▶ _WORK TO BE COMPLETED_:
Set down every record below exactly as written.

▶ _Entries from a dataset of interfaces_:
"""
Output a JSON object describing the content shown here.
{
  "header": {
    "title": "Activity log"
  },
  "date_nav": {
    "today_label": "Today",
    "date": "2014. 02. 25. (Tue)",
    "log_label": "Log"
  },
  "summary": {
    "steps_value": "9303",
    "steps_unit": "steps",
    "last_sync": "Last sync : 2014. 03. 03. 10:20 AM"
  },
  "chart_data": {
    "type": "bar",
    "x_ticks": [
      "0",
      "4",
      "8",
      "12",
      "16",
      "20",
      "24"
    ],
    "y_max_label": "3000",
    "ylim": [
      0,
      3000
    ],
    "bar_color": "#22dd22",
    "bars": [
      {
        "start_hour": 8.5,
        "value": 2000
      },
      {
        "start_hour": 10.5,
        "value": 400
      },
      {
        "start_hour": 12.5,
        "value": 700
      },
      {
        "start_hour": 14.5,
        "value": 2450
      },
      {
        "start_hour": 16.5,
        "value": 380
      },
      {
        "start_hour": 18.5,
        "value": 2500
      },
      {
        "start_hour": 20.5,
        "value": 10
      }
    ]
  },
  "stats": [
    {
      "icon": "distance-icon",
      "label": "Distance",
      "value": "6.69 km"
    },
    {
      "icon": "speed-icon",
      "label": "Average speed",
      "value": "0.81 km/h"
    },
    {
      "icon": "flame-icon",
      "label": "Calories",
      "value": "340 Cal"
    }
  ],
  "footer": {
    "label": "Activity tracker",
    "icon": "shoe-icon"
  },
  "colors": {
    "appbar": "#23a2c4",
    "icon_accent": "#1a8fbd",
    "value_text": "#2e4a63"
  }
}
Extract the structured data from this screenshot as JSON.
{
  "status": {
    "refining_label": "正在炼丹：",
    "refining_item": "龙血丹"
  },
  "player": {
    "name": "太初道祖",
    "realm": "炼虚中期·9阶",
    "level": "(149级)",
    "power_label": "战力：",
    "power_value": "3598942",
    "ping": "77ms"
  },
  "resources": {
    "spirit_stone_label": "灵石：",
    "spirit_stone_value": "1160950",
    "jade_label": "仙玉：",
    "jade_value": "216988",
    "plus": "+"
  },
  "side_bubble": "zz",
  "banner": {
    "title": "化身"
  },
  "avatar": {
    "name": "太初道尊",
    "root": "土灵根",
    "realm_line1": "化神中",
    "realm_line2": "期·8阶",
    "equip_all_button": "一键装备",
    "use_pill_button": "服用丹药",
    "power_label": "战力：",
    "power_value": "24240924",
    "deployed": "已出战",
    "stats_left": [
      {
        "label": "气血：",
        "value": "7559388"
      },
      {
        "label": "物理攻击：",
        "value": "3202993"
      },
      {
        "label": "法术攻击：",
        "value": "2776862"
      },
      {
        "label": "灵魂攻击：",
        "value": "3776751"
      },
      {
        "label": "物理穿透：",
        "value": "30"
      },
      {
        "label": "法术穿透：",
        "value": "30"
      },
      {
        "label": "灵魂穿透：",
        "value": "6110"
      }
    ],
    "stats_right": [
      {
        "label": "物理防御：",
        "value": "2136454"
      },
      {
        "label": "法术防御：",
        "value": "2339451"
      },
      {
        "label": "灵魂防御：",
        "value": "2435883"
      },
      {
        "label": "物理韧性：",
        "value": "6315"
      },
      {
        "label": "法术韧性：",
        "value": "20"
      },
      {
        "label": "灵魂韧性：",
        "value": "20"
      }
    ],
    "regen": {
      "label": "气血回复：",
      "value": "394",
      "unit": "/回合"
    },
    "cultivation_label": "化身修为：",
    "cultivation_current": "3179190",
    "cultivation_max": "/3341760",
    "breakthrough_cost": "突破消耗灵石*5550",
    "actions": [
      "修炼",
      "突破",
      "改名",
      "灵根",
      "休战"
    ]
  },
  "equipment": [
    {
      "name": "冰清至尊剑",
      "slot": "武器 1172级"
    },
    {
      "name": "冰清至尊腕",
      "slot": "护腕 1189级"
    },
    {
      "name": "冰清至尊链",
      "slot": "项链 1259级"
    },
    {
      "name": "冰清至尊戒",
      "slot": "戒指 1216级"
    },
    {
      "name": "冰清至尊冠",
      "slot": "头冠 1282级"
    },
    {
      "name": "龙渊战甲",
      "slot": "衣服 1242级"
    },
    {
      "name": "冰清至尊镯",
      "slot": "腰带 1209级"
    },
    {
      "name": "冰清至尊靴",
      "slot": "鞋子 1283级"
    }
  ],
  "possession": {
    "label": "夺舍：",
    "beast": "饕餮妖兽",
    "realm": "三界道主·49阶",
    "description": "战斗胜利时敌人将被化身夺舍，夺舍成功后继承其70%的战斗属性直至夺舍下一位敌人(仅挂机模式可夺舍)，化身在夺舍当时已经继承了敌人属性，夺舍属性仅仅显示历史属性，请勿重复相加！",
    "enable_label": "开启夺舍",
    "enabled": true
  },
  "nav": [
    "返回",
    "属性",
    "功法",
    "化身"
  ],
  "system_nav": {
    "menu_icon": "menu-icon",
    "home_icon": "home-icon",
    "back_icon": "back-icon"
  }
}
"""
▶ _YOUR RESPONSE_:
Output a JSON object describing the content shown here.
{
  "header": {
    "title": "Activity log"
  },
  "date_nav": {
    "today_label": "Today",
    "date": "2014. 02. 25. (Tue)",
    "log_label": "Log"
  },
  "summary": {
    "steps_value": "9303",
    "steps_unit": "steps",
    "last_sync": "Last sync : 2014. 03. 03. 10:20 AM"
  },
  "chart_data": {
    "type": "bar",
    "x_ticks": [
      "0",
      "4",
      "8",
      "12",
      "16",
      "20",
      "24"
    ],
    "y_max_label": "3000",
    "ylim": [
      0,
      3000
    ],
    "bar_color": "#22dd22",
    "bars": [
      {
        "start_hour": 8.5,
        "value": 2000
      },
      {
        "start_hour": 10.5,
        "value": 400
      },
      {
        "start_hour": 12.5,
        "value": 700
      },
      {
        "start_hour": 14.5,
        "value": 2450
      },
      {
        "start_hour": 16.5,
        "value": 380
      },
      {
        "start_hour": 18.5,
        "value": 2500
      },
      {
        "start_hour": 20.5,
        "value": 10
      }
    ]
  },
  "stats": [
    {
      "icon": "distance-icon",
      "label": "Distance",
      "value": "6.69 km"
    },
    {
      "icon": "speed-icon",
      "label": "Average speed",
      "value": "0.81 km/h"
    },
    {
      "icon": "flame-icon",
      "label": "Calories",
      "value": "340 Cal"
    }
  ],
  "footer": {
    "label": "Activity tracker",
    "icon": "shoe-icon"
  },
  "colors": {
    "appbar": "#23a2c4",
    "icon_accent": "#1a8fbd",
    "value_text": "#2e4a63"
  }
}
Extract the structured data from this screenshot as JSON.
{
  "status": {
    "refining_label": "正在炼丹：",
    "refining_item": "龙血丹"
  },
  "player": {
    "name": "太初道祖",
    "realm": "炼虚中期·9阶",
    "level": "(149级)",
    "power_label": "战力：",
    "power_value": "3598942",
    "ping": "77ms"
  },
  "resources": {
    "spirit_stone_label": "灵石：",
    "spirit_stone_value": "1160950",
    "jade_label": "仙玉：",
    "jade_value": "216988",
    "plus": "+"
  },
  "side_bubble": "zz",
  "banner": {
    "title": "化身"
  },
  "avatar": {
    "name": "太初道尊",
    "root": "土灵根",
    "realm_line1": "化神中",
    "realm_line2": "期·8阶",
    "equip_all_button": "一键装备",
    "use_pill_button": "服用丹药",
    "power_label": "战力：",
    "power_value": "24240924",
    "deployed": "已出战",
    "stats_left": [
      {
        "label": "气血：",
        "value": "7559388"
      },
      {
        "label": "物理攻击：",
        "value": "3202993"
      },
      {
        "label": "法术攻击：",
        "value": "2776862"
      },
      {
        "label": "灵魂攻击：",
        "value": "3776751"
      },
      {
        "label": "物理穿透：",
        "value": "30"
      },
      {
        "label": "法术穿透：",
        "value": "30"
      },
      {
        "label": "灵魂穿透：",
        "value": "6110"
      }
    ],
    "stats_right": [
      {
        "label": "物理防御：",
        "value": "2136454"
      },
      {
        "label": "法术防御：",
        "value": "2339451"
      },
      {
        "label": "灵魂防御：",
        "value": "2435883"
      },
      {
        "label": "物理韧性：",
        "value": "6315"
      },
      {
        "label": "法术韧性：",
        "value": "20"
      },
      {
        "label": "灵魂韧性：",
        "value": "20"
      }
    ],
    "regen": {
      "label": "气血回复：",
      "value": "394",
      "unit": "/回合"
    },
    "cultivation_label": "化身修为：",
    "cultivation_current": "3179190",
    "cultivation_max": "/3341760",
    "breakthrough_cost": "突破消耗灵石*5550",
    "actions": [
      "修炼",
      "突破",
      "改名",
      "灵根",
      "休战"
    ]
  },
  "equipment": [
    {
      "name": "冰清至尊剑",
      "slot": "武器 1172级"
    },
    {
      "name": "冰清至尊腕",
      "slot": "护腕 1189级"
    },
    {
      "name": "冰清至尊链",
      "slot": "项链 1259级"
    },
    {
      "name": "冰清至尊戒",
      "slot": "戒指 1216级"
    },
    {
      "name": "冰清至尊冠",
      "slot": "头冠 1282级"
    },
    {
      "name": "龙渊战甲",
      "slot": "衣服 1242级"
    },
    {
      "name": "冰清至尊镯",
      "slot": "腰带 1209级"
    },
    {
      "name": "冰清至尊靴",
      "slot": "鞋子 1283级"
    }
  ],
  "possession": {
    "label": "夺舍：",
    "beast": "饕餮妖兽",
    "realm": "三界道主·49阶",
    "description": "战斗胜利时敌人将被化身夺舍，夺舍成功后继承其70%的战斗属性直至夺舍下一位敌人(仅挂机模式可夺舍)，化身在夺舍当时已经继承了敌人属性，夺舍属性仅仅显示历史属性，请勿重复相加！",
    "enable_label": "开启夺舍",
    "enabled": true
  },
  "nav": [
    "返回",
    "属性",
    "功法",
    "化身"
  ],
  "system_nav": {
    "menu_icon": "menu-icon",
    "home_icon": "home-icon",
    "back_icon": "back-icon"
  }
}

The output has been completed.